Here it comes again, the 12B. Every day right before my bus. Always empty. Never stops. Some specific route, like the driver knows who gets on and where. It just keeps moving. I’ve watched it go by every day for four years. Today, it stops.

The brakes don’t screech like other buses. The doors are quiet when they slide open and it waits, motionless, for someone. But nobody does anything. Nobody notices. I walk over and look inside. The driver’s a hundred years old with a big white beard and drooping skin.

“You getting on?” he asks.

I ask where he’s going.

He shrugs. “Everywhere.”

“1375 Falconer Road?”

“That’s where I’m headed.”

I look at my watch. Almost nine. Traffic’s heavy this morning, the nine’ll be late. Big meeting this morning, can’t afford to be late for that.
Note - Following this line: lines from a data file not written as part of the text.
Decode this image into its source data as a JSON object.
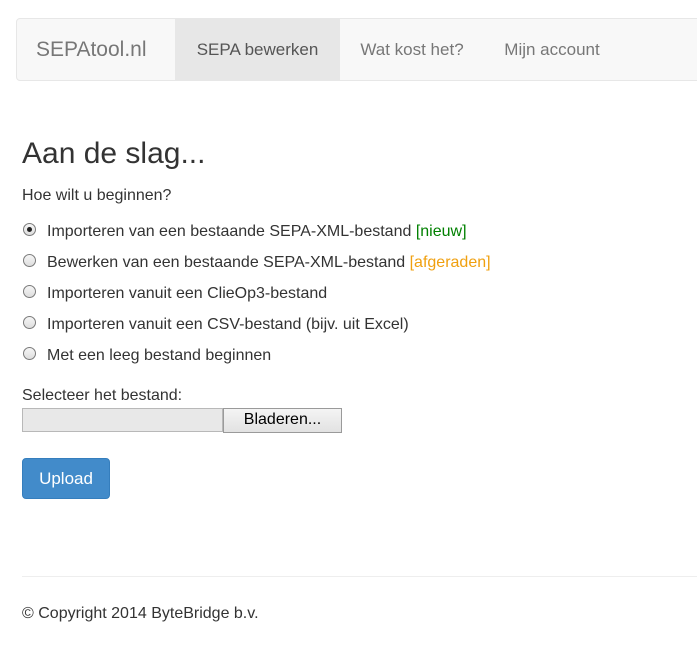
{
  "navbar": {
    "brand": "SEPAtool.nl",
    "items": [
      {
        "label": "SEPA bewerken",
        "active": true
      },
      {
        "label": "Wat kost het?",
        "active": false
      },
      {
        "label": "Mijn account",
        "active": false
      }
    ]
  },
  "main": {
    "title": "Aan de slag...",
    "question": "Hoe wilt u beginnen?",
    "options": [
      {
        "label": "Importeren van een bestaande SEPA-XML-bestand",
        "tag": "[nieuw]",
        "checked": true
      },
      {
        "label": "Bewerken van een bestaande SEPA-XML-bestand",
        "tag": "[afgeraden]",
        "checked": false
      },
      {
        "label": "Importeren vanuit een ClieOp3-bestand",
        "tag": "",
        "checked": false
      },
      {
        "label": "Importeren vanuit een CSV-bestand (bijv. uit Excel)",
        "tag": "",
        "checked": false
      },
      {
        "label": "Met een leeg bestand beginnen",
        "tag": "",
        "checked": false
      }
    ],
    "file_label": "Selecteer het bestand:",
    "browse_label": "Bladeren...",
    "upload_label": "Upload"
  },
  "footer": {
    "copyright": "© Copyright 2014 ByteBridge b.v."
  },
  "colors": {
    "tag_new": "#008000",
    "tag_discouraged": "#f0a010",
    "primary_button": "#428bca"
  }
}
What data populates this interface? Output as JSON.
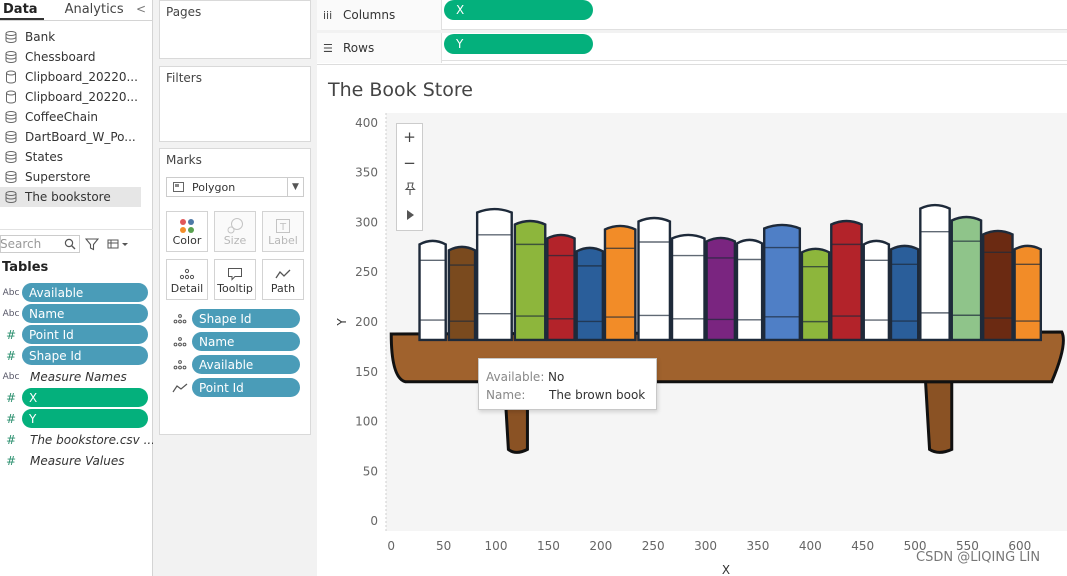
{
  "left_pane": {
    "tabs": {
      "data": "Data",
      "analytics": "Analytics",
      "collapse": "<"
    },
    "data_sources": [
      {
        "label": "Bank",
        "icon": "multi-table-icon",
        "selected": false
      },
      {
        "label": "Chessboard",
        "icon": "multi-table-icon",
        "selected": false
      },
      {
        "label": "Clipboard_20220...",
        "icon": "cylinder-icon",
        "selected": false
      },
      {
        "label": "Clipboard_20220...",
        "icon": "cylinder-icon",
        "selected": false
      },
      {
        "label": "CoffeeChain",
        "icon": "multi-table-icon",
        "selected": false
      },
      {
        "label": "DartBoard_W_Po...",
        "icon": "multi-table-icon",
        "selected": false
      },
      {
        "label": "States",
        "icon": "multi-table-icon",
        "selected": false
      },
      {
        "label": "Superstore",
        "icon": "multi-table-icon",
        "selected": false
      },
      {
        "label": "The bookstore",
        "icon": "multi-table-icon",
        "selected": true
      }
    ],
    "search_placeholder": "Search",
    "tables_heading": "Tables",
    "fields": [
      {
        "type": "Abc",
        "label": "Available",
        "style": "dimension"
      },
      {
        "type": "Abc",
        "label": "Name",
        "style": "dimension"
      },
      {
        "type": "#",
        "label": "Point Id",
        "style": "dimension"
      },
      {
        "type": "#",
        "label": "Shape Id",
        "style": "dimension"
      },
      {
        "type": "Abc",
        "label": "Measure Names",
        "style": "italic"
      },
      {
        "type": "#",
        "label": "X",
        "style": "measure"
      },
      {
        "type": "#",
        "label": "Y",
        "style": "measure"
      },
      {
        "type": "#",
        "label": "The bookstore.csv ...",
        "style": "italic"
      },
      {
        "type": "#",
        "label": "Measure Values",
        "style": "italic"
      }
    ]
  },
  "shelves": {
    "pages": "Pages",
    "filters": "Filters",
    "marks": {
      "title": "Marks",
      "mark_type": "Polygon",
      "buttons": [
        {
          "label": "Color",
          "enabled": true
        },
        {
          "label": "Size",
          "enabled": false
        },
        {
          "label": "Label",
          "enabled": false
        },
        {
          "label": "Detail",
          "enabled": true
        },
        {
          "label": "Tooltip",
          "enabled": true
        },
        {
          "label": "Path",
          "enabled": true
        }
      ],
      "cards": [
        {
          "icon": "detail-dots-icon",
          "label": "Shape Id"
        },
        {
          "icon": "detail-dots-icon",
          "label": "Name"
        },
        {
          "icon": "detail-dots-icon",
          "label": "Available"
        },
        {
          "icon": "path-line-icon",
          "label": "Point Id"
        }
      ]
    }
  },
  "columns_shelf": {
    "label": "Columns",
    "pill": "X"
  },
  "rows_shelf": {
    "label": "Rows",
    "pill": "Y"
  },
  "sheet": {
    "title": "The Book Store"
  },
  "tooltip": {
    "rows": [
      {
        "key": "Available:",
        "value": "No"
      },
      {
        "key": "Name:",
        "value": "The brown book"
      }
    ]
  },
  "watermark": "CSDN @LIQING LIN",
  "colors": {
    "dimension_pill": "#4a9cb8",
    "measure_pill": "#04b07c",
    "shelf_wood": "#a0622d",
    "plot_bg": "#f5f5f5"
  },
  "chart_data": {
    "type": "polygon",
    "xlabel": "X",
    "ylabel": "Y",
    "x_ticks": [
      0,
      50,
      100,
      150,
      200,
      250,
      300,
      350,
      400,
      450,
      500,
      550,
      600
    ],
    "y_ticks": [
      0,
      50,
      100,
      150,
      200,
      250,
      300,
      350,
      400
    ],
    "xlim": [
      -5,
      645
    ],
    "ylim": [
      -10,
      410
    ],
    "books": [
      {
        "x0": 27,
        "x1": 52,
        "top": 282,
        "color": "#ffffff"
      },
      {
        "x0": 55,
        "x1": 80,
        "top": 276,
        "color": "#7a4a1e"
      },
      {
        "x0": 82,
        "x1": 115,
        "top": 314,
        "color": "#ffffff"
      },
      {
        "x0": 118,
        "x1": 147,
        "top": 302,
        "color": "#8db63c"
      },
      {
        "x0": 149,
        "x1": 175,
        "top": 288,
        "color": "#b3232a"
      },
      {
        "x0": 177,
        "x1": 202,
        "top": 275,
        "color": "#2a5e9a"
      },
      {
        "x0": 204,
        "x1": 233,
        "top": 297,
        "color": "#f28c28"
      },
      {
        "x0": 236,
        "x1": 266,
        "top": 305,
        "color": "#ffffff"
      },
      {
        "x0": 268,
        "x1": 299,
        "top": 288,
        "color": "#ffffff"
      },
      {
        "x0": 301,
        "x1": 328,
        "top": 285,
        "color": "#7a2580"
      },
      {
        "x0": 330,
        "x1": 354,
        "top": 283,
        "color": "#ffffff"
      },
      {
        "x0": 356,
        "x1": 390,
        "top": 298,
        "color": "#4f7fc6"
      },
      {
        "x0": 392,
        "x1": 418,
        "top": 274,
        "color": "#8db63c"
      },
      {
        "x0": 420,
        "x1": 449,
        "top": 302,
        "color": "#b3232a"
      },
      {
        "x0": 451,
        "x1": 475,
        "top": 282,
        "color": "#ffffff"
      },
      {
        "x0": 477,
        "x1": 503,
        "top": 277,
        "color": "#2a5e9a"
      },
      {
        "x0": 505,
        "x1": 533,
        "top": 318,
        "color": "#ffffff"
      },
      {
        "x0": 535,
        "x1": 563,
        "top": 306,
        "color": "#8fc48a"
      },
      {
        "x0": 565,
        "x1": 593,
        "top": 292,
        "color": "#6b2a12"
      },
      {
        "x0": 595,
        "x1": 620,
        "top": 277,
        "color": "#f28c28"
      }
    ],
    "shelf": {
      "x0": 0,
      "x1": 640,
      "top": 188,
      "bottom": 140
    },
    "brackets": [
      {
        "x0": 108,
        "x1": 130,
        "bottom": 72
      },
      {
        "x0": 510,
        "x1": 535,
        "bottom": 72
      }
    ]
  }
}
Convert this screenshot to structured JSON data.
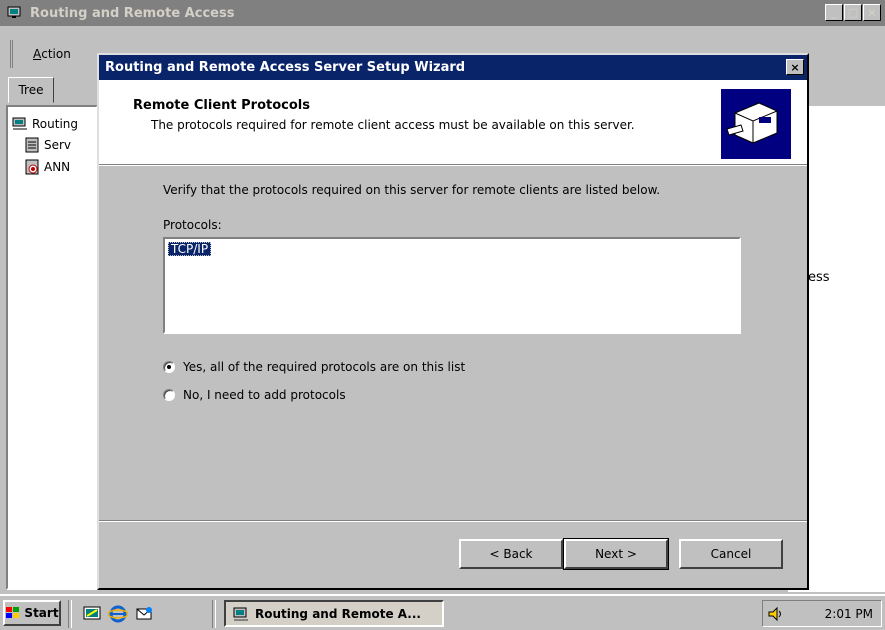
{
  "main_window": {
    "title": "Routing and Remote Access",
    "minimize_glyph": "_",
    "maximize_glyph": "□",
    "close_glyph": "×",
    "menu": {
      "action_label": "Action",
      "action_mnemonic": "A",
      "action_rest": "ction"
    },
    "tree_tab_label": "Tree",
    "tree_items": [
      {
        "label": "Routing",
        "icon": "server-monitor-icon"
      },
      {
        "label": "Serv",
        "icon": "server-status-icon"
      },
      {
        "label": "ANN",
        "icon": "server-down-icon"
      }
    ],
    "right_pane_text": "ess"
  },
  "wizard": {
    "title": "Routing and Remote Access Server Setup Wizard",
    "close_glyph": "×",
    "header_title": "Remote Client Protocols",
    "header_subtitle": "The protocols required for remote client access must be available on this server.",
    "header_icon": "network-cable-icon",
    "instruction": "Verify that the protocols required on this server for remote clients are listed below.",
    "protocols_label": "Protocols:",
    "protocols": [
      "TCP/IP"
    ],
    "selected_protocol": "TCP/IP",
    "radio_options": [
      {
        "label": "Yes, all of the required protocols are on this list",
        "checked": true
      },
      {
        "label": "No, I need to add protocols",
        "checked": false
      }
    ],
    "buttons": {
      "back": "< Back",
      "next": "Next >",
      "cancel": "Cancel"
    }
  },
  "taskbar": {
    "start_label": "Start",
    "quick_launch": [
      "desktop-icon",
      "internet-explorer-icon",
      "outlook-express-icon"
    ],
    "task_button_label": "Routing and Remote A...",
    "clock": "2:01 PM",
    "tray_icon": "volume-icon"
  },
  "colors": {
    "title_active": "#0a246a",
    "title_inactive": "#808080",
    "face": "#c0c0c0"
  }
}
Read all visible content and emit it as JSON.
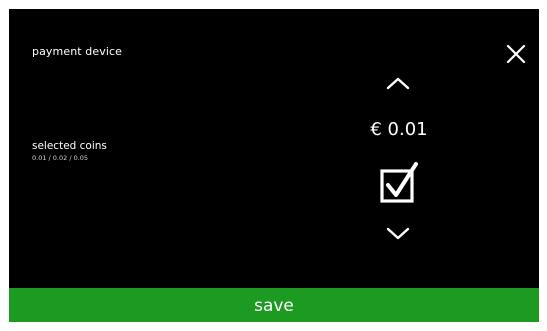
{
  "screen": {
    "title": "payment device"
  },
  "close": {
    "icon": "close-icon"
  },
  "coins": {
    "label": "selected coins",
    "list": "0.01 / 0.02 / 0.05"
  },
  "selector": {
    "up_icon": "chevron-up-icon",
    "value": "€ 0.01",
    "checked": true,
    "checkbox_icon": "checkbox-checked-icon",
    "down_icon": "chevron-down-icon"
  },
  "save": {
    "label": "save"
  },
  "colors": {
    "background": "#000000",
    "text": "#ffffff",
    "save_bar": "#1d9a22"
  }
}
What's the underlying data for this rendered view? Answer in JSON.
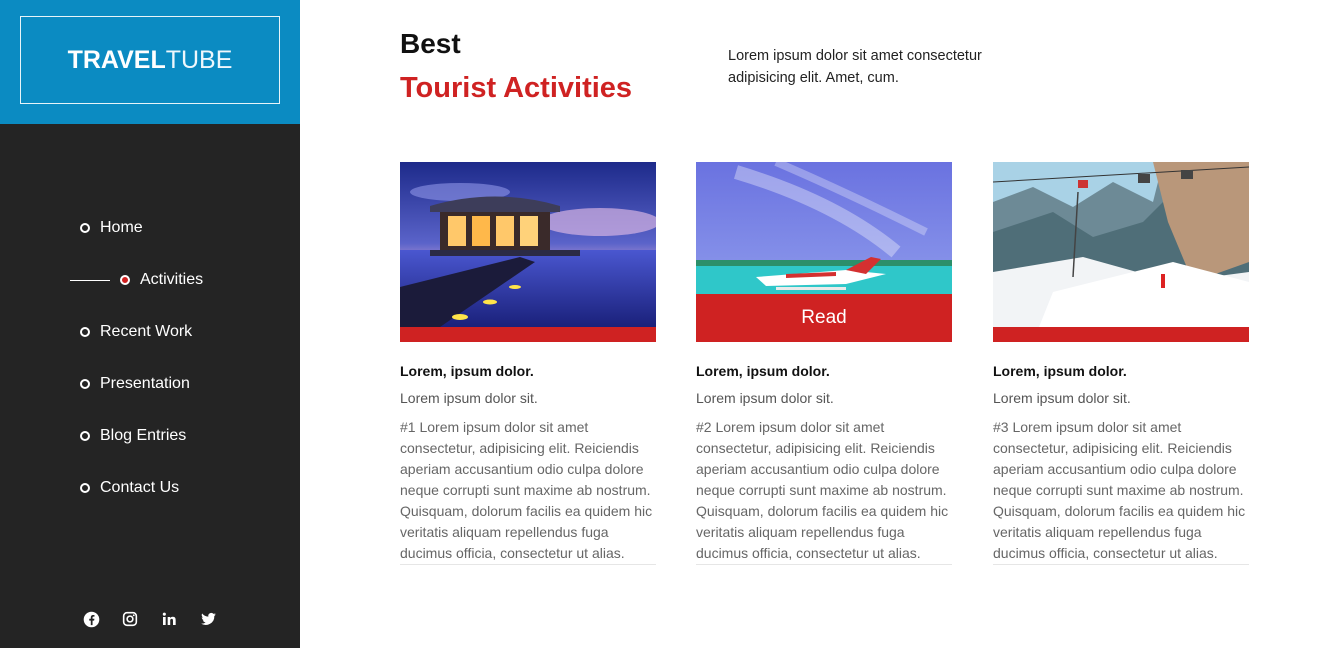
{
  "logo": {
    "bold": "TRAVEL",
    "light": "TUBE"
  },
  "nav": [
    {
      "label": "Home",
      "active": false
    },
    {
      "label": "Activities",
      "active": true
    },
    {
      "label": "Recent Work",
      "active": false
    },
    {
      "label": "Presentation",
      "active": false
    },
    {
      "label": "Blog Entries",
      "active": false
    },
    {
      "label": "Contact Us",
      "active": false
    }
  ],
  "social": [
    "facebook-icon",
    "instagram-icon",
    "linkedin-icon",
    "twitter-icon"
  ],
  "header": {
    "best": "Best",
    "title": "Tourist Activities",
    "intro": "Lorem ipsum dolor sit amet consectetur adipisicing elit. Amet, cum."
  },
  "cards": [
    {
      "title": "Lorem, ipsum dolor.",
      "subtitle": "Lorem ipsum dolor sit.",
      "body": "#1 Lorem ipsum dolor sit amet consectetur, adipisicing elit. Reiciendis aperiam accusantium odio culpa dolore neque corrupti sunt maxime ab nostrum. Quisquam, dolorum facilis ea quidem hic veritatis aliquam repellendus fuga ducimus officia, consectetur ut alias."
    },
    {
      "title": "Lorem, ipsum dolor.",
      "subtitle": "Lorem ipsum dolor sit.",
      "read_label": "Read",
      "body": "#2 Lorem ipsum dolor sit amet consectetur, adipisicing elit. Reiciendis aperiam accusantium odio culpa dolore neque corrupti sunt maxime ab nostrum. Quisquam, dolorum facilis ea quidem hic veritatis aliquam repellendus fuga ducimus officia, consectetur ut alias."
    },
    {
      "title": "Lorem, ipsum dolor.",
      "subtitle": "Lorem ipsum dolor sit.",
      "body": "#3 Lorem ipsum dolor sit amet consectetur, adipisicing elit. Reiciendis aperiam accusantium odio culpa dolore neque corrupti sunt maxime ab nostrum. Quisquam, dolorum facilis ea quidem hic veritatis aliquam repellendus fuga ducimus officia, consectetur ut alias."
    }
  ],
  "colors": {
    "brand_blue": "#0b8bc2",
    "accent_red": "#cf2222",
    "sidebar_bg": "#242424"
  }
}
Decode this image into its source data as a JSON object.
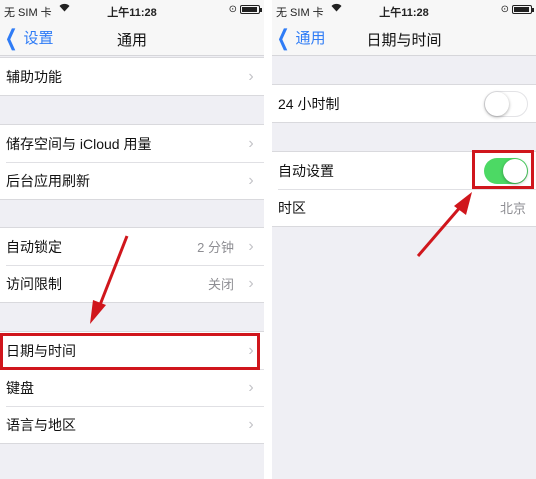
{
  "left": {
    "status": {
      "carrier": "无 SIM 卡",
      "time": "上午11:28"
    },
    "nav": {
      "back_label": "设置",
      "title": "通用"
    },
    "groups": [
      [
        {
          "label": "辅助功能"
        }
      ],
      [
        {
          "label": "储存空间与 iCloud 用量"
        },
        {
          "label": "后台应用刷新"
        }
      ],
      [
        {
          "label": "自动锁定",
          "value": "2 分钟"
        },
        {
          "label": "访问限制",
          "value": "关闭"
        }
      ],
      [
        {
          "label": "日期与时间"
        },
        {
          "label": "键盘"
        },
        {
          "label": "语言与地区"
        }
      ]
    ]
  },
  "right": {
    "status": {
      "carrier": "无 SIM 卡",
      "time": "上午11:28"
    },
    "nav": {
      "back_label": "通用",
      "title": "日期与时间"
    },
    "hour24": {
      "label": "24 小时制",
      "on": false
    },
    "auto_set": {
      "label": "自动设置",
      "on": true
    },
    "timezone": {
      "label": "时区",
      "value": "北京"
    }
  },
  "colors": {
    "accent": "#2f7cf6",
    "toggle_on": "#4cd964",
    "highlight": "#d0161c"
  }
}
I step up and show my bus pass. He points to a sign that reads EXACT FARE ONLY. I hold my pass higher, maybe he didn’t see it. He shakes his head. “Pass ain’t good for this route. Exact fare only.”

I check my pockets. “Sorry, I don’t have change. I’ll wait for the next bus, I guess.”

“Whatever you have is fine.”

There are two coins in my pocket, a couple of pennies. Didn’t know they were there. I put them in the fare box and he tears me off a transfer slip. Says he hopes I don’t use it right away and laughs at his own joke. He’s awkward when he talks, like someone who’s not used to it. Like he knows what to say, just not when to say it.

I sit near the front. Don’t want to miss my stop, not today. Not on this new route. The bus pulls out and rolls down the empty street. There are no cars on the roads outside, no people on the sidewalks. No noise, nothing. It’s so peaceful. I take a deep breath and hang on to it forever, but I don’t feel any better or any worse than I did before. I feel so relaxed.

“Have you been driving this bus for a while?” I ask. He nods, staring at the road. “Do you like it?”

It takes him a while to answer, and I wait, nowhere else to go. “I used to think ‘bout what I’d rather be doing, but I guess I jus’ got so used to this that I stopped thinkin’ ‘bout anything else.”

I look at my watch. “How long until we get there?”

“I’m not so good with time, these days,” he says, shaking his head.

“Are there any other stops before mine?”

“Don’t know ‘til we stop.”

I sit back in my seat and stare out the window, lost in a blur of unfamiliar buildings. I’m late. Won’t have time to set up for the meeting, but it doesn’t bother me. My mind wanders and I think about the strangest things for the longest time, until the bus finally stops.

“Here we are,” the driver says. “Is this your stop?”

I look around outside, trying to recognize something. Anything.

“No,” I tell him. “There’s nothing here.”

There really is nothing. Everywhere is completely blank. White, or not white, it’s hard to say. It’s empty. Where did everything go?

“Well then,” he says, knees creaking as he stands up. Somewhere under his heavy white beard, he smiles. “Must be mine!”

He reaches into his pocket and unfolds a piece of paper until it’s a transfer slip. He steps off the bus.

I call after him and ask who’s going to drive the bus.

He chooses his words carefully. Finally he says, “That depends how long you wait.”

Then the bus is empty. It hums all around me, waiting to come alive. I move to the driver’s seat. The world seems so much more narrow through the doors now, like the whole world and everything in it fits right in that gap. The doors close and I put the bus into gear and I drive away forever.

There’s a woman waiting on the sidewalk. First person I’ve seen so far. I pull up beside her, she gets on, puts her two coins in the fare box. She takes a transfer, then walks to the back. We don’t speak the same language, her and I.

Years later, there’s another man that gets on. He’s surprised to find the pennies in his pocket just like I was. He drops them in the fare box and walks to the back.

“Hold on,” I say, tearing off a slip. “You’ll want this.”

He thanks me but I don’t say anything. It’s just what I do. I’m the driver. I don’t remember how to do anything else.